App and web page records:
^^^^^^^^
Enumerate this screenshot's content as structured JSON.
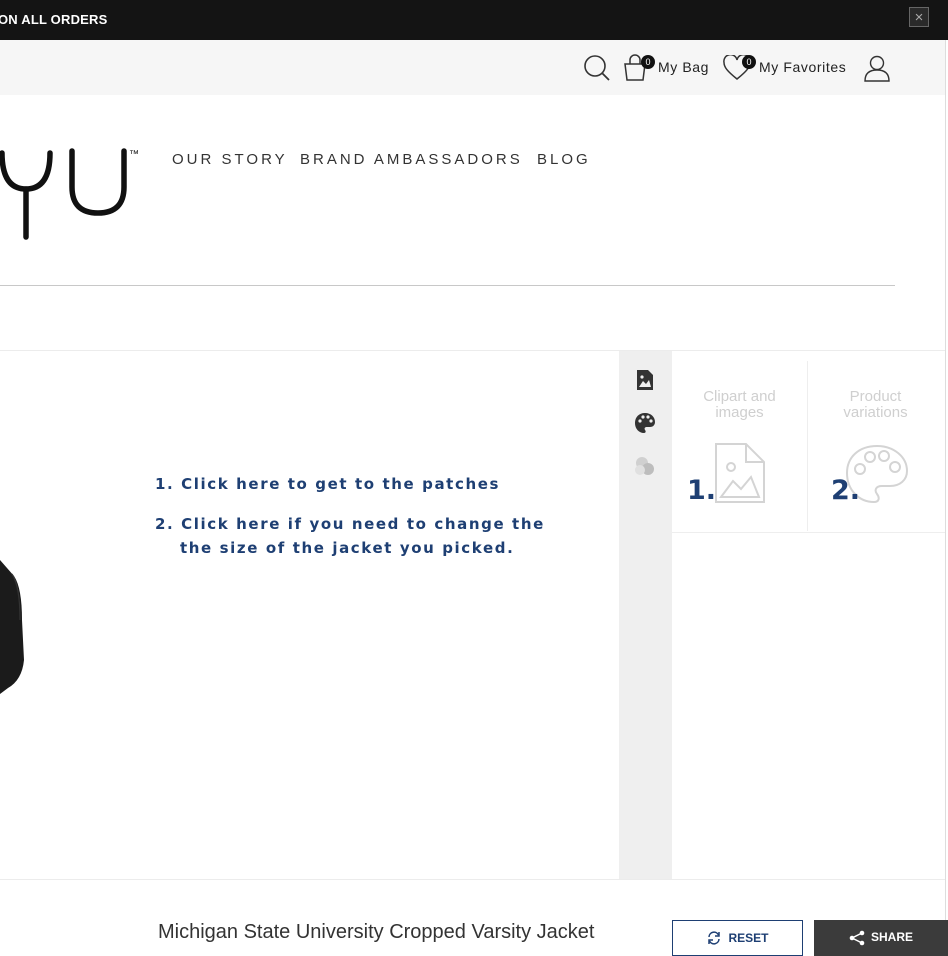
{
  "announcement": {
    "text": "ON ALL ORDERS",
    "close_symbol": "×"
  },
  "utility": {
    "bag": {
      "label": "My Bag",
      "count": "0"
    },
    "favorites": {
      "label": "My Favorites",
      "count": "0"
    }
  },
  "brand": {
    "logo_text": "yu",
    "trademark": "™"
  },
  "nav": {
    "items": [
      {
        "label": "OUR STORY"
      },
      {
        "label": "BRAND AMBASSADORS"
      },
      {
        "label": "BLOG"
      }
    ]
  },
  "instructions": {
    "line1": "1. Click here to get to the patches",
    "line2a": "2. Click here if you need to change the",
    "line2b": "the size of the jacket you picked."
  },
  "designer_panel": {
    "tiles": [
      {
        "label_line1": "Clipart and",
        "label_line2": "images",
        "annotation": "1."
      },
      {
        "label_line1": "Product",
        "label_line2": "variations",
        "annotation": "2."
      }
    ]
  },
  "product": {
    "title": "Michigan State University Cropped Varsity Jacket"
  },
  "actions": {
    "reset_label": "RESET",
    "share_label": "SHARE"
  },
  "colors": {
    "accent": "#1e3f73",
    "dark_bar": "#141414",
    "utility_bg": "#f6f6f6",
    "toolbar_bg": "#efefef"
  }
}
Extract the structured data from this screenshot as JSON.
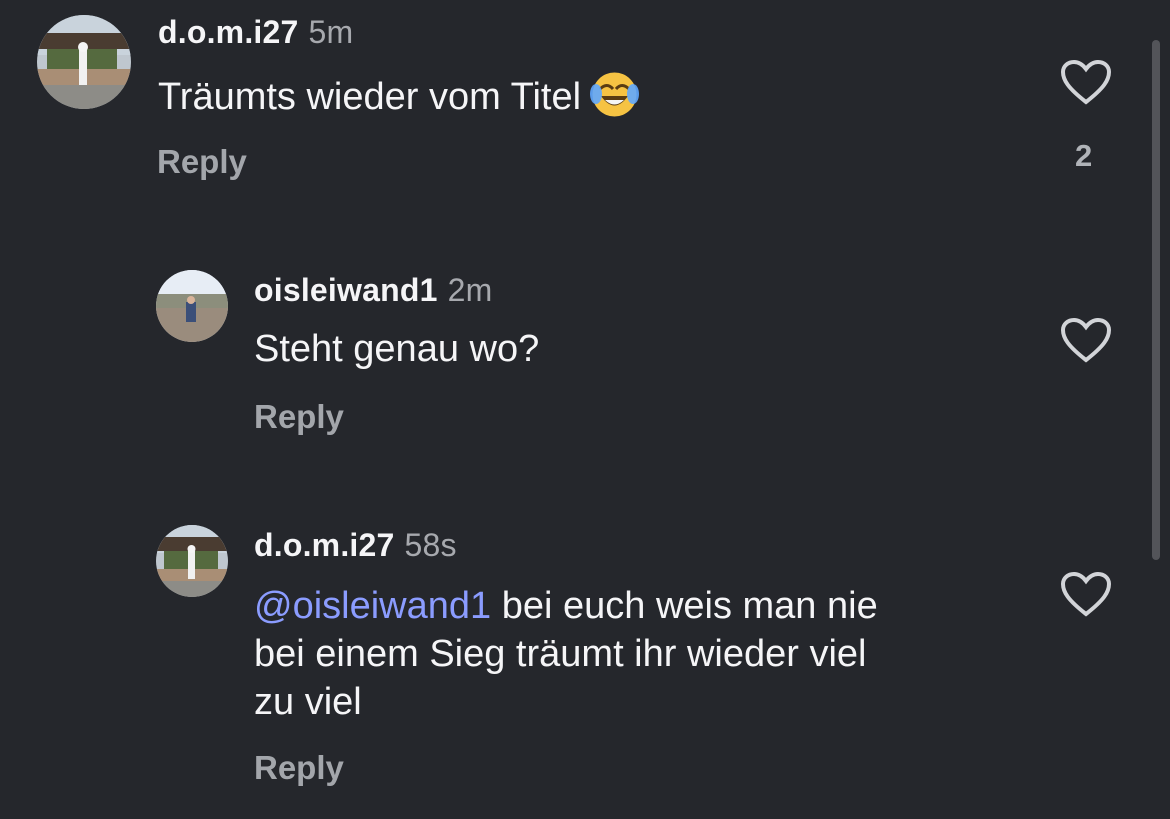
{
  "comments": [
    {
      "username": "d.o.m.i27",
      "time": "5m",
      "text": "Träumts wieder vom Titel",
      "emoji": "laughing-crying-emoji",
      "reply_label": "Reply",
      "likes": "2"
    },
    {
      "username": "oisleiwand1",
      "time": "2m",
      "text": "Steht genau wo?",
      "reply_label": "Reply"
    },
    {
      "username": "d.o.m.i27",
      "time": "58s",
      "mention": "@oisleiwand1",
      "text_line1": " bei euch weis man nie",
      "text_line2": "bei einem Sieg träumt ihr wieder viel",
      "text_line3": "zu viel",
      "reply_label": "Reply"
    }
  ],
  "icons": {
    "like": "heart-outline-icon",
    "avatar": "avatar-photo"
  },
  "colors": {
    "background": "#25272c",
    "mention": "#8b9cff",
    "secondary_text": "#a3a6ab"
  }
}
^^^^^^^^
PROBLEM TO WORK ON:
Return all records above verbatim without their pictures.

OUTPUT FOR THIS EXERCISE:
Enumerate this screenshot's content as structured JSON.
{
  "announcement": {
    "text": "ON ALL ORDERS",
    "close_symbol": "×"
  },
  "utility": {
    "bag": {
      "label": "My Bag",
      "count": "0"
    },
    "favorites": {
      "label": "My Favorites",
      "count": "0"
    }
  },
  "brand": {
    "logo_text": "yu",
    "trademark": "™"
  },
  "nav": {
    "items": [
      {
        "label": "OUR STORY"
      },
      {
        "label": "BRAND AMBASSADORS"
      },
      {
        "label": "BLOG"
      }
    ]
  },
  "instructions": {
    "line1": "1. Click here to get to the patches",
    "line2a": "2. Click here if you need to change the",
    "line2b": "the size of the jacket you picked."
  },
  "designer_panel": {
    "tiles": [
      {
        "label_line1": "Clipart and",
        "label_line2": "images",
        "annotation": "1."
      },
      {
        "label_line1": "Product",
        "label_line2": "variations",
        "annotation": "2."
      }
    ]
  },
  "product": {
    "title": "Michigan State University Cropped Varsity Jacket"
  },
  "actions": {
    "reset_label": "RESET",
    "share_label": "SHARE"
  },
  "colors": {
    "accent": "#1e3f73",
    "dark_bar": "#141414",
    "utility_bg": "#f6f6f6",
    "toolbar_bg": "#efefef"
  }
}
Extract the structured data from this screenshot as JSON.
{
  "comments": [
    {
      "username": "d.o.m.i27",
      "time": "5m",
      "text": "Träumts wieder vom Titel",
      "emoji": "laughing-crying-emoji",
      "reply_label": "Reply",
      "likes": "2"
    },
    {
      "username": "oisleiwand1",
      "time": "2m",
      "text": "Steht genau wo?",
      "reply_label": "Reply"
    },
    {
      "username": "d.o.m.i27",
      "time": "58s",
      "mention": "@oisleiwand1",
      "text_line1": " bei euch weis man nie",
      "text_line2": "bei einem Sieg träumt ihr wieder viel",
      "text_line3": "zu viel",
      "reply_label": "Reply"
    }
  ],
  "icons": {
    "like": "heart-outline-icon",
    "avatar": "avatar-photo"
  },
  "colors": {
    "background": "#25272c",
    "mention": "#8b9cff",
    "secondary_text": "#a3a6ab"
  }
}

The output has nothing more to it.